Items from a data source
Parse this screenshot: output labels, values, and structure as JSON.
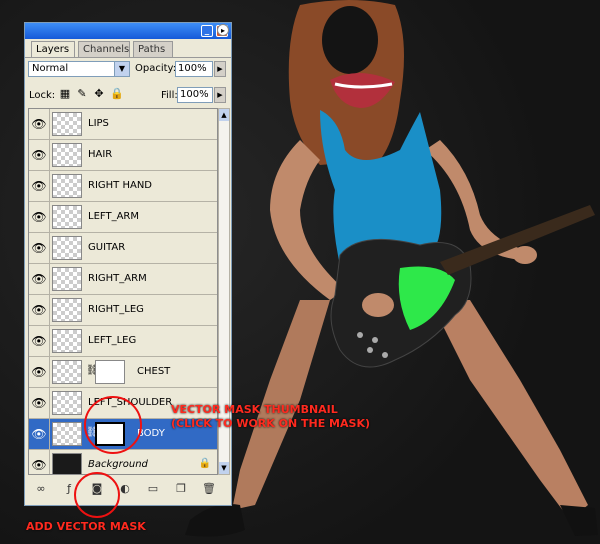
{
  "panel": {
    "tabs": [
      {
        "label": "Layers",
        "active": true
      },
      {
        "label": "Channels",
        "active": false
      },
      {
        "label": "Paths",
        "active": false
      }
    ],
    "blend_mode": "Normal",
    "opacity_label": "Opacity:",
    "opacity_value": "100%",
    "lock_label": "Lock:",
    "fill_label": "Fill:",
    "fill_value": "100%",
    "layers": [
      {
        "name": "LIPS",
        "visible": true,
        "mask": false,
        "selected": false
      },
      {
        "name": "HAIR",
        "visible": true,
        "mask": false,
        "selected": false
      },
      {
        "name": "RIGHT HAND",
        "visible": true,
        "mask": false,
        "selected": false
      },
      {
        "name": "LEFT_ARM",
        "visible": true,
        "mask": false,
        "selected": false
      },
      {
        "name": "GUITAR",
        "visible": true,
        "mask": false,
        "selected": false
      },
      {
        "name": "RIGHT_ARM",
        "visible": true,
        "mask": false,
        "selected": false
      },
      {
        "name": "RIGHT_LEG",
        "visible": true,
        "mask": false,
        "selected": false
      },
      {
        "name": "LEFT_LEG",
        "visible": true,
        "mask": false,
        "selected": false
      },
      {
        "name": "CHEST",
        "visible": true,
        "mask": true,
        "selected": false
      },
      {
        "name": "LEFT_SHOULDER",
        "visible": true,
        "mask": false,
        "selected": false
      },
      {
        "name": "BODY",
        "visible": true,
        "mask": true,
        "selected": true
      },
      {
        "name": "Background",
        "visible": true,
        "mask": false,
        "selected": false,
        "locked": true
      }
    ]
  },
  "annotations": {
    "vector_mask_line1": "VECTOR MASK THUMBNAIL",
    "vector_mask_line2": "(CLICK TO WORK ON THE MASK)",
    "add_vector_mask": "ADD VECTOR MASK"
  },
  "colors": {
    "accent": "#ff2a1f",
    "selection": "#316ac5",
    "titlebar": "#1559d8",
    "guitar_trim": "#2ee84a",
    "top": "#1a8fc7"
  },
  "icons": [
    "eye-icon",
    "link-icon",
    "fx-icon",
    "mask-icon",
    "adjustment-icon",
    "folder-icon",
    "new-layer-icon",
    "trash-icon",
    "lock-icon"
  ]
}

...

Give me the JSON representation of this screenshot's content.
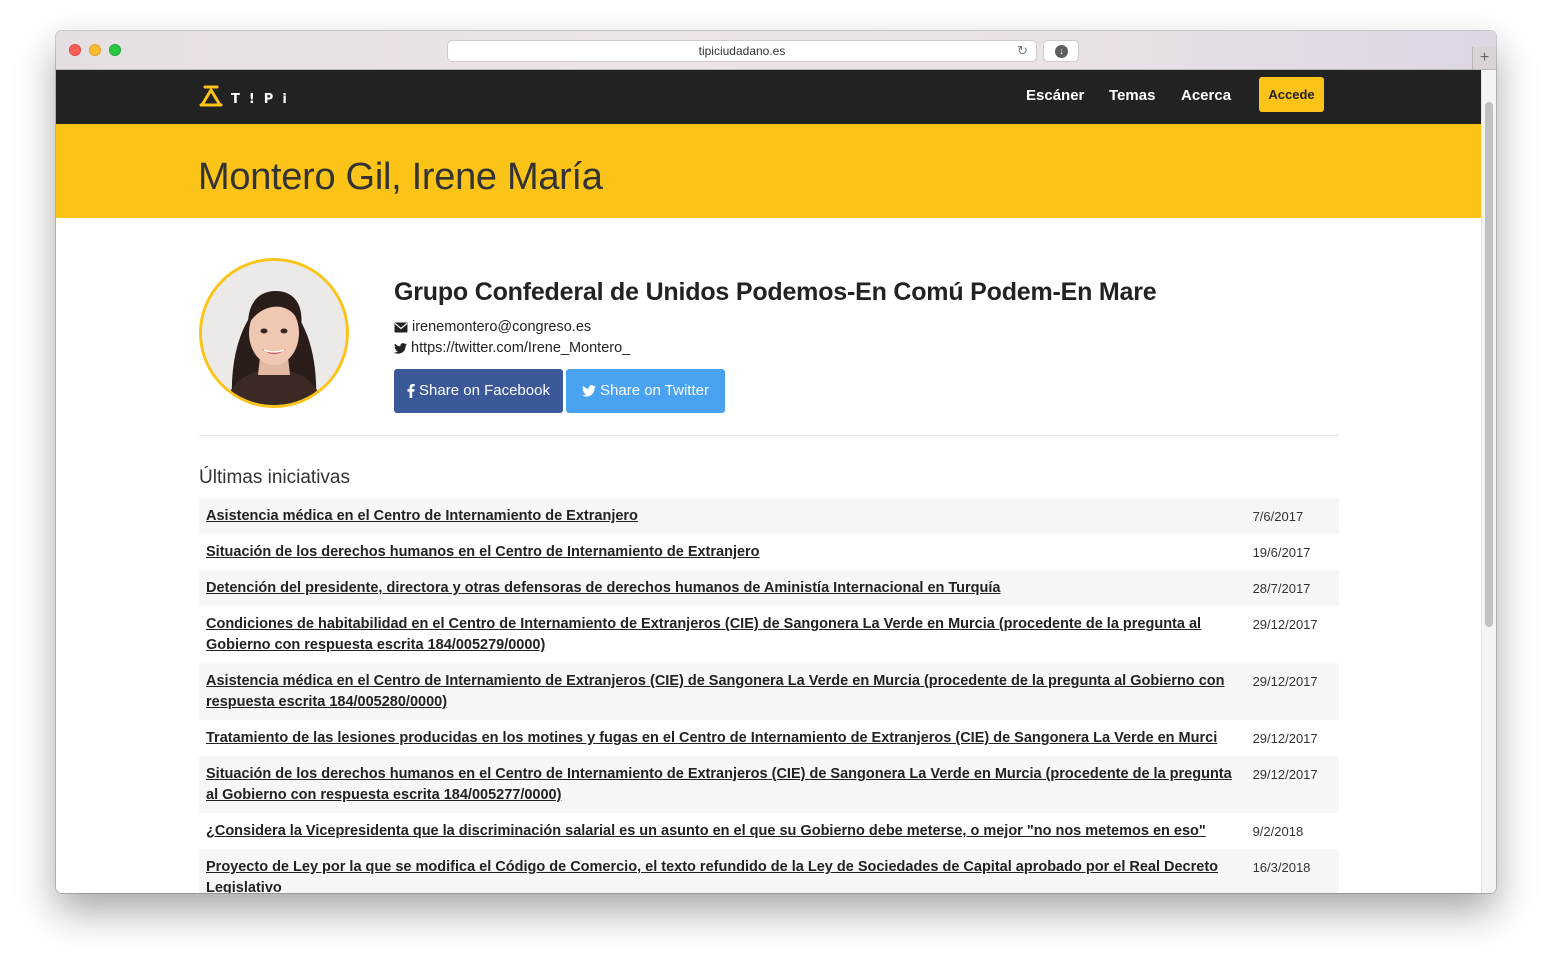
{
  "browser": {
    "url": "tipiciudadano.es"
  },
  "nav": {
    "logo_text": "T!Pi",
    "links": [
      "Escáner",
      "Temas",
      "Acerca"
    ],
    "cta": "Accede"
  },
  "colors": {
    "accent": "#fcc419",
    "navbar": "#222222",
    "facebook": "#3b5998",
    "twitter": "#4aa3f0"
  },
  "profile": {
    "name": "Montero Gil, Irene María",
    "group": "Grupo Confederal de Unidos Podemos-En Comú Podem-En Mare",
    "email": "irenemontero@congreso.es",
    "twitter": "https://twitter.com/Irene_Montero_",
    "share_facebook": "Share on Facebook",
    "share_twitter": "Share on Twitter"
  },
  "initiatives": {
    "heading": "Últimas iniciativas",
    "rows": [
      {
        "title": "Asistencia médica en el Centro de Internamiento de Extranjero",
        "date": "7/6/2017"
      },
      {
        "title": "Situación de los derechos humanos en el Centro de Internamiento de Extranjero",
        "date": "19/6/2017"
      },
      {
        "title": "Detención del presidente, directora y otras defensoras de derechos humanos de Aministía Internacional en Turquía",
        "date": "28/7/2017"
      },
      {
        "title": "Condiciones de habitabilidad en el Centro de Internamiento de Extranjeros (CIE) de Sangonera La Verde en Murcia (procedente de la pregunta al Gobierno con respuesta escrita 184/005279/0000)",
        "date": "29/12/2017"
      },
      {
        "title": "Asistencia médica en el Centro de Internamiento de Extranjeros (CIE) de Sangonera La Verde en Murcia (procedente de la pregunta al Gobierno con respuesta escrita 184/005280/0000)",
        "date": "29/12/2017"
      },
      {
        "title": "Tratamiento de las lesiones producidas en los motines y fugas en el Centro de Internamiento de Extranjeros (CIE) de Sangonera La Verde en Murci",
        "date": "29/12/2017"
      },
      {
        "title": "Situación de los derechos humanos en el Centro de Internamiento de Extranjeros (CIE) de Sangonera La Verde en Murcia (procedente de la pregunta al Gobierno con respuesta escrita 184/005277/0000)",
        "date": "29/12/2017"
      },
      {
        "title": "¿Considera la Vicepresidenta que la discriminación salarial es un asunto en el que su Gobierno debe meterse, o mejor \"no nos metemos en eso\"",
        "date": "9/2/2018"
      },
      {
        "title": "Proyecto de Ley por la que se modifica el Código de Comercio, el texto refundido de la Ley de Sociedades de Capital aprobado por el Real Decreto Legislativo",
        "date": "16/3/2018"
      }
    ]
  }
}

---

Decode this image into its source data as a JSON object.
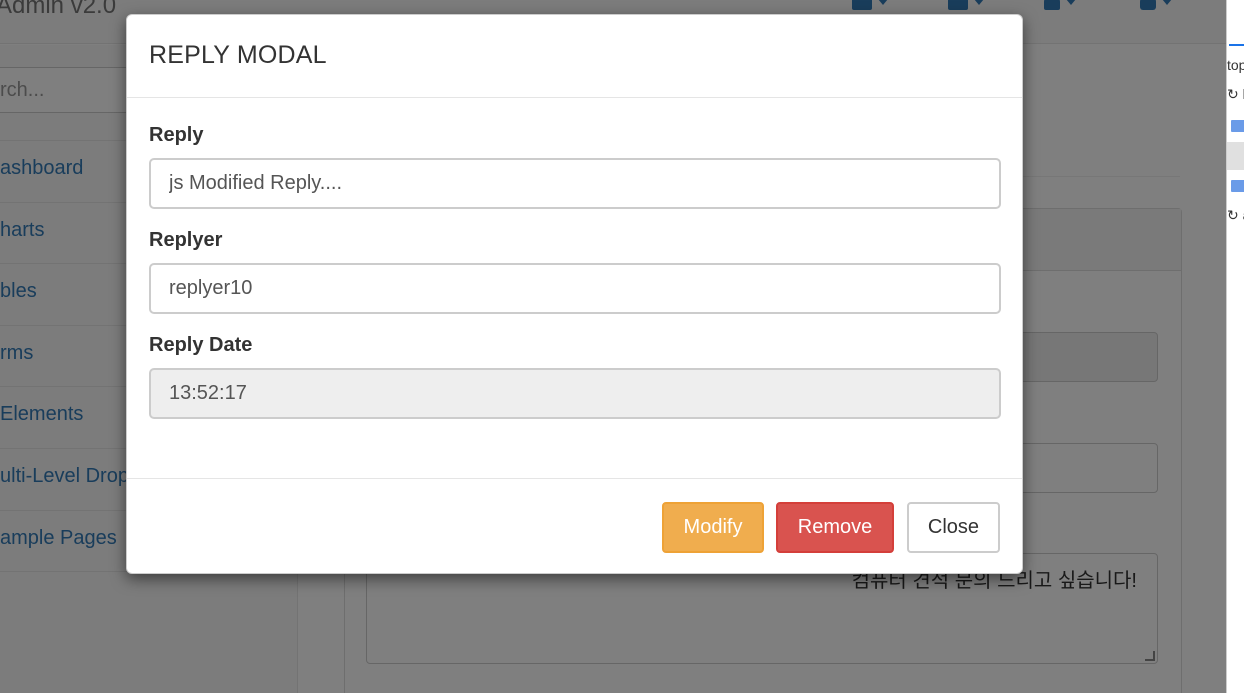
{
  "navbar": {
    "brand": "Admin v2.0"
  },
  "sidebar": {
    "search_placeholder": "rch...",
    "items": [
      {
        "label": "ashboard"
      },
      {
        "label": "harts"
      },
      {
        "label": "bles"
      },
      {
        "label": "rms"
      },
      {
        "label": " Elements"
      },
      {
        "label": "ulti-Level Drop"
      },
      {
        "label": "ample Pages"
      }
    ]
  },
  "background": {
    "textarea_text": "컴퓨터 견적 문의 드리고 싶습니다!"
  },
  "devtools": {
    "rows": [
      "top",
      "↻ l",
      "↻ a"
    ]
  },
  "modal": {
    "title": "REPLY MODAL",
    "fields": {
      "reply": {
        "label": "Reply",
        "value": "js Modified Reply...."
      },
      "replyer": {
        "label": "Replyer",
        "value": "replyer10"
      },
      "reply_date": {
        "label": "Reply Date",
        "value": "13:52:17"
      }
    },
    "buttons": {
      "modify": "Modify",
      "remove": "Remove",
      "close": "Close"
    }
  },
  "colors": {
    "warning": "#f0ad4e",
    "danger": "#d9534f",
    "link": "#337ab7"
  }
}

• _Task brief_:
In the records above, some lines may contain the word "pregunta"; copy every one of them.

• _Result for this task_:
        "title": "Condiciones de habitabilidad en el Centro de Internamiento de Extranjeros (CIE) de Sangonera La Verde en Murcia (procedente de la pregunta al Gobierno con respuesta escrita 184/005279/0000)",
        "title": "Asistencia médica en el Centro de Internamiento de Extranjeros (CIE) de Sangonera La Verde en Murcia (procedente de la pregunta al Gobierno con respuesta escrita 184/005280/0000)",
        "title": "Situación de los derechos humanos en el Centro de Internamiento de Extranjeros (CIE) de Sangonera La Verde en Murcia (procedente de la pregunta al Gobierno con respuesta escrita 184/005277/0000)",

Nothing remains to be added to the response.